### Exercise aim
Please repeat the listing below exactly, but do not include its pictures.

### Exercise material
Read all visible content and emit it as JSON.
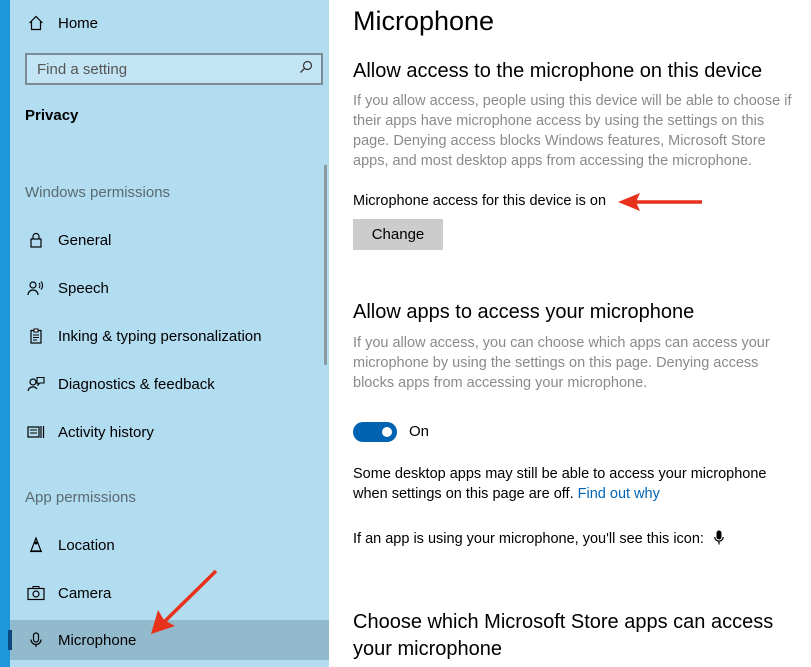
{
  "sidebar": {
    "home_label": "Home",
    "search_placeholder": "Find a setting",
    "section_title": "Privacy",
    "windows_permissions_label": "Windows permissions",
    "windows_items": [
      {
        "label": "General",
        "icon": "lock-icon"
      },
      {
        "label": "Speech",
        "icon": "speech-icon"
      },
      {
        "label": "Inking & typing personalization",
        "icon": "clipboard-icon"
      },
      {
        "label": "Diagnostics & feedback",
        "icon": "feedback-icon"
      },
      {
        "label": "Activity history",
        "icon": "activity-history-icon"
      }
    ],
    "app_permissions_label": "App permissions",
    "app_items": [
      {
        "label": "Location",
        "icon": "location-icon"
      },
      {
        "label": "Camera",
        "icon": "camera-icon"
      },
      {
        "label": "Microphone",
        "icon": "microphone-icon",
        "selected": true
      }
    ]
  },
  "main": {
    "page_title": "Microphone",
    "device_section": {
      "heading": "Allow access to the microphone on this device",
      "description": "If you allow access, people using this device will be able to choose if their apps have microphone access by using the settings on this page. Denying access blocks Windows features, Microsoft Store apps, and most desktop apps from accessing the microphone.",
      "status_text": "Microphone access for this device is on",
      "change_button": "Change"
    },
    "apps_section": {
      "heading": "Allow apps to access your microphone",
      "description": "If you allow access, you can choose which apps can access your microphone by using the settings on this page. Denying access blocks apps from accessing your microphone.",
      "toggle_state": "On",
      "desktop_note": "Some desktop apps may still be able to access your microphone when settings on this page are off.",
      "find_out_link": "Find out why",
      "icon_note": "If an app is using your microphone, you'll see this icon:"
    },
    "store_section": {
      "heading": "Choose which Microsoft Store apps can access your microphone"
    }
  },
  "colors": {
    "sidebar_bg": "#b2dcf0",
    "accent": "#0063b1",
    "annotation_arrow": "#e8311a"
  }
}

### Solution for this task
Read all visible content and emit it as JSON.
{
  "sidebar": {
    "home_label": "Home",
    "search_placeholder": "Find a setting",
    "section_title": "Privacy",
    "windows_permissions_label": "Windows permissions",
    "windows_items": [
      {
        "label": "General",
        "icon": "lock-icon"
      },
      {
        "label": "Speech",
        "icon": "speech-icon"
      },
      {
        "label": "Inking & typing personalization",
        "icon": "clipboard-icon"
      },
      {
        "label": "Diagnostics & feedback",
        "icon": "feedback-icon"
      },
      {
        "label": "Activity history",
        "icon": "activity-history-icon"
      }
    ],
    "app_permissions_label": "App permissions",
    "app_items": [
      {
        "label": "Location",
        "icon": "location-icon"
      },
      {
        "label": "Camera",
        "icon": "camera-icon"
      },
      {
        "label": "Microphone",
        "icon": "microphone-icon",
        "selected": true
      }
    ]
  },
  "main": {
    "page_title": "Microphone",
    "device_section": {
      "heading": "Allow access to the microphone on this device",
      "description": "If you allow access, people using this device will be able to choose if their apps have microphone access by using the settings on this page. Denying access blocks Windows features, Microsoft Store apps, and most desktop apps from accessing the microphone.",
      "status_text": "Microphone access for this device is on",
      "change_button": "Change"
    },
    "apps_section": {
      "heading": "Allow apps to access your microphone",
      "description": "If you allow access, you can choose which apps can access your microphone by using the settings on this page. Denying access blocks apps from accessing your microphone.",
      "toggle_state": "On",
      "desktop_note": "Some desktop apps may still be able to access your microphone when settings on this page are off.",
      "find_out_link": "Find out why",
      "icon_note": "If an app is using your microphone, you'll see this icon:"
    },
    "store_section": {
      "heading": "Choose which Microsoft Store apps can access your microphone"
    }
  },
  "colors": {
    "sidebar_bg": "#b2dcf0",
    "accent": "#0063b1",
    "annotation_arrow": "#e8311a"
  }
}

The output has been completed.